Our old-fashioned units are taller than newer models.  They’re high porcelain pedestals dipping far more steeply inside than modern commodes.

Late one night following a nocturnal visit, I carelessly left the top up.  As my wife pointed out ineffectively on innumerable, earlier occasions, that’s a bad idea.  Very.   In fact, I may as well admit right now that she was right ― although not for the reasons provided.

Sometime afterwards I awoke to an unusual sound ― not pens or change landing and rolling or mousetraps springing nor doors rattling, either.  (Any of those noises wouldn’t have woken me.)  “Huh?”  I rolled to my back in bed.

“What was that?”

My wife groaned beside me.  “What was what?”

“You didn’t hear it?”

“Hear what?”

Breathless we waited for repetition.  Our anticipation wasn’t protracted.  The sound of a dry mop hitting a full bucket while frantically struggling to avoid it echoed through the night.  Imagine mop fibers unwilling to absorb their place in life and fighting it for all they’re worth.

“That,” I explained unnecessarily.  “What in heaven’s name?”

“I can’t imagine,” my wife replied in hushed tones.

“It’s a washing machine with a broken agitator.”

Under the covers, both of Wendy’s hands sought mine.  “It’s upstairs, too.”  She paused, shivered and whispered, “Did somebody break in?”

“With all those dogs downstairs?  And not a single woof?  Hardly.”

“Aren’t you going to check it out?”

Okay.  My wife was right.  I should have gotten up.  I should have investigated.  Sleepy analysis is seldom effective.  But who wants to get out of a cozy, warm bed at three twenty-two in the morning?

With the reverberating crash of toilet seat and lid falling together and accompanied by a chorus of suddenly awakened, midnight dogs, a sodden, terrified cat bolted for the only safety he knew.  Us.  Unfortunately, he chose my side of the bed.  I suppose that it is closer to the bathroom.  With a leap rivaling Olympic pole-vaulters in the finals competition, Alfred cleared the blankets, comforters and quilts with inches to spare and landed squarely on my face.  Yuck!  My mouth was open, too.

I forget what I intended to say.

Ever been slapped by a wet towel in a locker room shower?  Use a soaked fur coat instead, add claws, panic and a bad attitude and you’ve got the basic idea.  Throw in an irate wife and a few thousand I-told-you-so-s.  Chase the whole experience down with a post-midnight hour.

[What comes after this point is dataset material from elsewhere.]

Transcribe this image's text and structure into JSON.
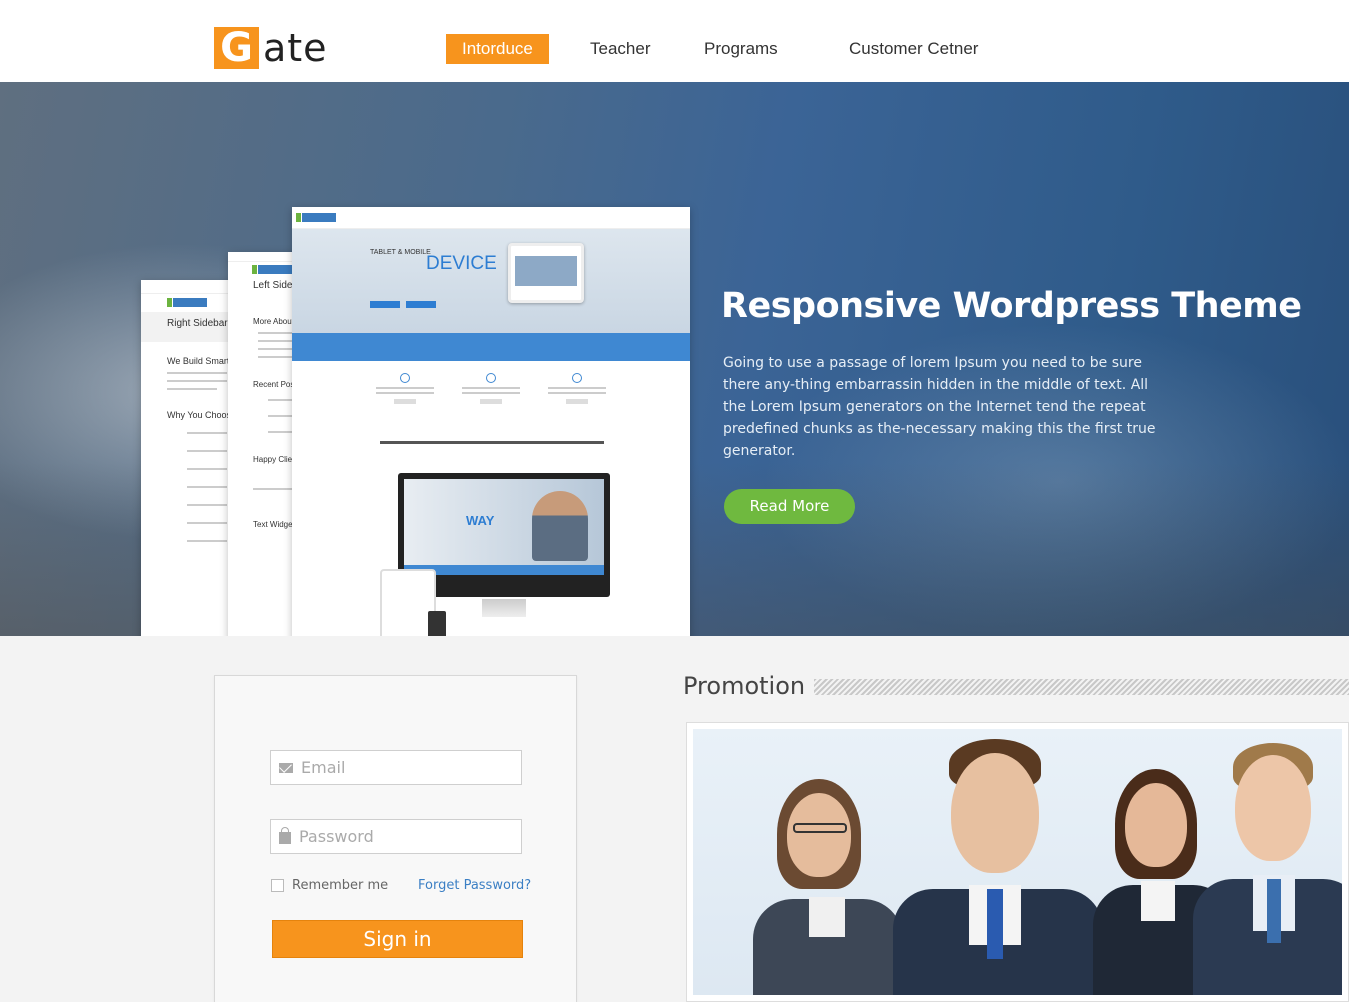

I bet that would change you forever, too.  I’m not ashamed of surrendering male prerogative.  Yeah.  Now I put the seat down.  Meekly.  Politely.  Always.

Just don’t imagine that it was my wife who taught me.

Animals are an integral part of my life but cats rule this house.